#### [Entries from a dataset of interfaces]
----

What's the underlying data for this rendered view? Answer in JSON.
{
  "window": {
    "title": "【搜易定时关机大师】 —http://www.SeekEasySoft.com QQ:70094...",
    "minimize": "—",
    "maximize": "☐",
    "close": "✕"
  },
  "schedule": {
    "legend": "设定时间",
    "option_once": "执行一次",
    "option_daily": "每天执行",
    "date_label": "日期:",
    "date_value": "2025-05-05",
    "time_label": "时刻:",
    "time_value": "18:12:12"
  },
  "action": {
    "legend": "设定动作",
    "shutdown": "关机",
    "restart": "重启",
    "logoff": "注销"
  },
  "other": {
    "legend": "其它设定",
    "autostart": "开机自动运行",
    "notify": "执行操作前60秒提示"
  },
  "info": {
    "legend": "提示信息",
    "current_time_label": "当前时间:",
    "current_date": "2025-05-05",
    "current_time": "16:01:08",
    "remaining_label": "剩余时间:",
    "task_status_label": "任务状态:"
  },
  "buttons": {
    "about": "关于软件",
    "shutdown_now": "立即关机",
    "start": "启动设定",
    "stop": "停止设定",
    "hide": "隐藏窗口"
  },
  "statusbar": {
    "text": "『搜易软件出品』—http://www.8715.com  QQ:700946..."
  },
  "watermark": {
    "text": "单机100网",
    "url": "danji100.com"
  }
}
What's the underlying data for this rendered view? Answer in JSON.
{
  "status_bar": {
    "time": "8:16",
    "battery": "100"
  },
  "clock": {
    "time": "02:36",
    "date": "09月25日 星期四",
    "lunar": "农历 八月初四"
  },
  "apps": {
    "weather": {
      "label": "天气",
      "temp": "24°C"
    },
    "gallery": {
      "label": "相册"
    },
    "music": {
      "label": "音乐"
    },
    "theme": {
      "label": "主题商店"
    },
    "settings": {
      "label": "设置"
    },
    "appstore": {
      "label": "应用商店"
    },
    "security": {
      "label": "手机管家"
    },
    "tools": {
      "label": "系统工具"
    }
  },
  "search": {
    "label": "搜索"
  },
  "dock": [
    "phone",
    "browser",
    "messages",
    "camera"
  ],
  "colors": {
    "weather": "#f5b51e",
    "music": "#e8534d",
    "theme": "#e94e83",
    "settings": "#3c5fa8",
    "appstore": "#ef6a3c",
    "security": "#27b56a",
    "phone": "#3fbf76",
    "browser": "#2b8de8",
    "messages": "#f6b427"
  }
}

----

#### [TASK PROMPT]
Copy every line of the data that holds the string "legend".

#### [SOLUTION TO THIS EXERCISE]
    "legend": "设定时间",
    "legend": "设定动作",
    "legend": "其它设定",
    "legend": "提示信息",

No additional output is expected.